The toxicity of mint in plants is due to the main ingredient in the herb, which is an essential oil known as “menthol”.
Luckily, a cat requires a fairly decent amount to show any negative symptoms. That’s why some people might allow their cats to chew a leaf or two if they’re getting quite antsy about it.
Although it might take a few servings for a car to show signs of mint poisoning. Here are some of the signs that might help you identify a case of mint poisoning in cats:
- Gastrointestinal upset
- A faint scent of mint in the cat’s breath or hair coat
- Drooling or vomiting
- Weakness and pawning at the face
- Uncoordinated gait
The risk of mint toxicity is only a concern if the cat ingests the mint. However, skin contact as well as smelling the mint shouldn’t be a concern for you.
However, the problem with mint obsession is that cats may not be able to hold themselves from chewing on a few leaves
This can develop into a serious case of poisoning if the cat consumes large amounts. That’s why it’s generally recommended to keep your cat away if it’s heavily obsessed with mint.
[Related Article: Do Cats Like The Smell Of Apple Cider Vinegar?]
As previously mentioned, a few leaves shouldn’t be a huge concern for you. However, if your cat managed to eat a relatively large amount of mint, you should keep your eye out for any negative symptoms that the cat may develop in the next few hours.
If any of the mint poisoning symptoms start to show up, you should take your cat to the vet immediately to give them proper medical attention.
Some people might consider giving their cats a piece of mint-flavored gum if they notice that the cat has a bad breath.
However, vets and experts typically warn against feeding cats any mint-flavored products because the main ingredient for the mint flavor is concentrated menthol, which is the same reason why the plant is toxic in the first place.
Now that you know more about the toxicity of mint and mint-flavored products, here are some valuable tips to help you control your cat’s obsession with the fragrant herb:
Your cat won’t be sniffing around for minty stuff if they have the real thing within their grasp. Buying your cat some high-quality catnip is a sure-fire way to keep them off your mint-scented products and snacks.
Although smelling menthol shouldn’t be a problem for your cat, having the mint smell all over the house will make it quite difficult for you to control your cat’s attraction to mint.
For that reason, you should consider switching to other aromatic and cat-safe alternatives, such as chamomile and jasmine.
As you know, confusing mint for catnip is the main reason why your cat is so obsessed with the mint.

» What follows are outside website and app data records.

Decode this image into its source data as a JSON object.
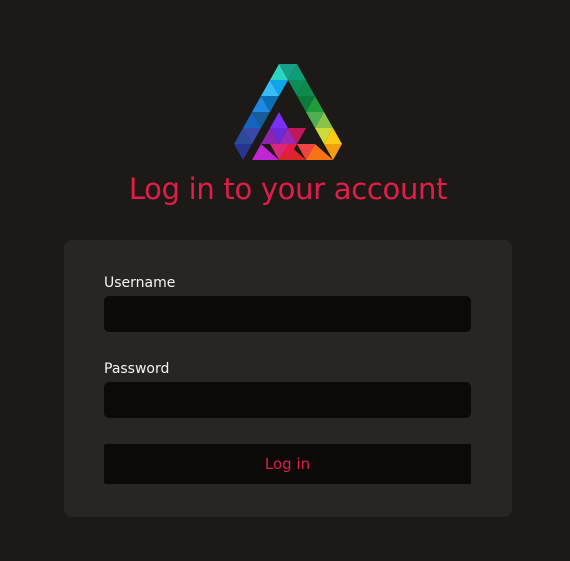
{
  "header": {
    "title": "Log in to your account",
    "logo_icon": "triangle-logo-icon"
  },
  "form": {
    "username_label": "Username",
    "username_value": "",
    "password_label": "Password",
    "password_value": "",
    "submit_label": "Log in"
  },
  "colors": {
    "background": "#1c1917",
    "card": "#292524",
    "input": "#0c0a09",
    "accent": "#e11d48",
    "text": "#f5f5f4"
  }
}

If you want your cat to stay calm and playful without using catnip, you’ll need to invest some time and money in quality toys and activities to keep your cat occupied.
A lot of us are huge fans of mint snacks and mint-flavored products. However, keeping these items within the cat’s reach might increase the chances that your cat has some alone time with the snack.
So, make sure that you keep the snacks in airtight sealing to keep them out of the cat’s reach. (cats have an excellent sense of smell, remember).
There you have it! A complete guide that walks you through all the necessary information that you need to know if your feline buddy is obsessed with mint and mint-scented products.
Although mint might seem like a harmless plant, it contains essential oils that are listed as toxic by the ASPCA, so you should keep it out of your cat’s reach and replace it with catnip.